▸ WHAT YOU ARE ASKED TO DO: The entries are to be reproduced verbatim, and their pictures left out.

[Website and app data records]
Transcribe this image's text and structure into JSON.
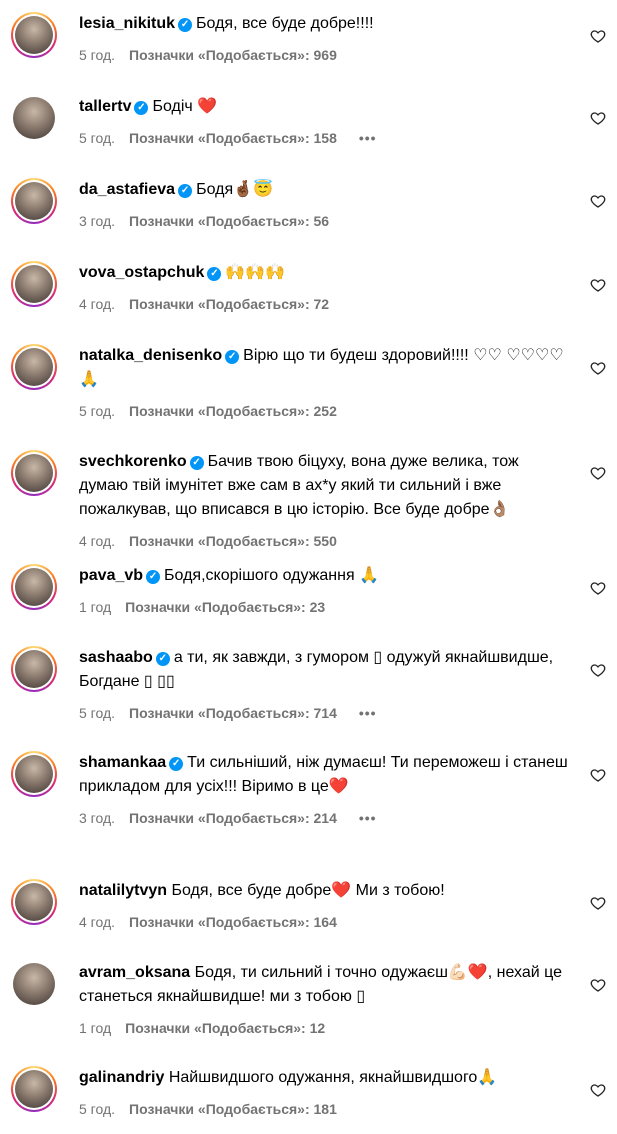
{
  "labels": {
    "likes_prefix": "Позначки «Подобається»: "
  },
  "comments": [
    {
      "username": "lesia_nikituk",
      "verified": true,
      "text": "Бодя, все буде добре!!!!",
      "time": "5 год.",
      "likes": "969",
      "more": false,
      "story": true
    },
    {
      "username": "tallertv",
      "verified": true,
      "text": "Бодіч ❤️",
      "time": "5 год.",
      "likes": "158",
      "more": true,
      "story": false
    },
    {
      "username": "da_astafieva",
      "verified": true,
      "text": "Бодя🤞🏾😇",
      "time": "3 год.",
      "likes": "56",
      "more": false,
      "story": true
    },
    {
      "username": "vova_ostapchuk",
      "verified": true,
      "text": "🙌🙌🙌",
      "time": "4 год.",
      "likes": "72",
      "more": false,
      "story": true
    },
    {
      "username": "natalka_denisenko",
      "verified": true,
      "text": "Вірю що ти будеш здоровий!!!! ♡♡ ♡♡♡♡🙏",
      "time": "5 год.",
      "likes": "252",
      "more": false,
      "story": true
    },
    {
      "username": "svechkorenko",
      "verified": true,
      "text": "Бачив твою біцуху, вона дуже велика, тож думаю твій імунітет вже сам в ах*у який ти сильний і вже пожалкував, що вписався в цю історію. Все буде добре👌🏽",
      "time": "4 год.",
      "likes": "550",
      "more": false,
      "story": true
    },
    {
      "username": "pava_vb",
      "verified": true,
      "text": "Бодя,скорішого одужання 🙏",
      "time": "1 год",
      "likes": "23",
      "more": false,
      "story": true
    },
    {
      "username": "sashaabo",
      "verified": true,
      "text": "а ти, як завжди, з гумором ▯ одужуй якнайшвидше, Богдане ▯ ▯▯",
      "time": "5 год.",
      "likes": "714",
      "more": true,
      "story": true
    },
    {
      "username": "shamankaa",
      "verified": true,
      "text": "Ти сильніший, ніж думаєш! Ти переможеш і станеш прикладом для усіх!!! Віримо в це❤️",
      "time": "3 год.",
      "likes": "214",
      "more": true,
      "story": true
    },
    {
      "username": "natalilytvyn",
      "verified": false,
      "text": "Бодя, все буде добре❤️ Ми з тобою!",
      "time": "4 год.",
      "likes": "164",
      "more": false,
      "story": true
    },
    {
      "username": "avram_oksana",
      "verified": false,
      "text": "Бодя, ти сильний і точно одужаєш💪🏻❤️, нехай це станеться якнайшвидше! ми з тобою ▯",
      "time": "1 год",
      "likes": "12",
      "more": false,
      "story": false
    },
    {
      "username": "galinandriy",
      "verified": false,
      "text": "Найшвидшого одужання, якнайшвидшого🙏",
      "time": "5 год.",
      "likes": "181",
      "more": false,
      "story": true
    }
  ]
}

▸ SOLVED EXERCISE:
Transcribe this image's text and structure into JSON.
{
  "labels": {
    "likes_prefix": "Позначки «Подобається»: "
  },
  "comments": [
    {
      "username": "lesia_nikituk",
      "verified": true,
      "text": "Бодя, все буде добре!!!!",
      "time": "5 год.",
      "likes": "969",
      "more": false,
      "story": true
    },
    {
      "username": "tallertv",
      "verified": true,
      "text": "Бодіч ❤️",
      "time": "5 год.",
      "likes": "158",
      "more": true,
      "story": false
    },
    {
      "username": "da_astafieva",
      "verified": true,
      "text": "Бодя🤞🏾😇",
      "time": "3 год.",
      "likes": "56",
      "more": false,
      "story": true
    },
    {
      "username": "vova_ostapchuk",
      "verified": true,
      "text": "🙌🙌🙌",
      "time": "4 год.",
      "likes": "72",
      "more": false,
      "story": true
    },
    {
      "username": "natalka_denisenko",
      "verified": true,
      "text": "Вірю що ти будеш здоровий!!!! ♡♡ ♡♡♡♡🙏",
      "time": "5 год.",
      "likes": "252",
      "more": false,
      "story": true
    },
    {
      "username": "svechkorenko",
      "verified": true,
      "text": "Бачив твою біцуху, вона дуже велика, тож думаю твій імунітет вже сам в ах*у який ти сильний і вже пожалкував, що вписався в цю історію. Все буде добре👌🏽",
      "time": "4 год.",
      "likes": "550",
      "more": false,
      "story": true
    },
    {
      "username": "pava_vb",
      "verified": true,
      "text": "Бодя,скорішого одужання 🙏",
      "time": "1 год",
      "likes": "23",
      "more": false,
      "story": true
    },
    {
      "username": "sashaabo",
      "verified": true,
      "text": "а ти, як завжди, з гумором ▯ одужуй якнайшвидше, Богдане ▯ ▯▯",
      "time": "5 год.",
      "likes": "714",
      "more": true,
      "story": true
    },
    {
      "username": "shamankaa",
      "verified": true,
      "text": "Ти сильніший, ніж думаєш! Ти переможеш і станеш прикладом для усіх!!! Віримо в це❤️",
      "time": "3 год.",
      "likes": "214",
      "more": true,
      "story": true
    },
    {
      "username": "natalilytvyn",
      "verified": false,
      "text": "Бодя, все буде добре❤️ Ми з тобою!",
      "time": "4 год.",
      "likes": "164",
      "more": false,
      "story": true
    },
    {
      "username": "avram_oksana",
      "verified": false,
      "text": "Бодя, ти сильний і точно одужаєш💪🏻❤️, нехай це станеться якнайшвидше! ми з тобою ▯",
      "time": "1 год",
      "likes": "12",
      "more": false,
      "story": false
    },
    {
      "username": "galinandriy",
      "verified": false,
      "text": "Найшвидшого одужання, якнайшвидшого🙏",
      "time": "5 год.",
      "likes": "181",
      "more": false,
      "story": true
    }
  ]
}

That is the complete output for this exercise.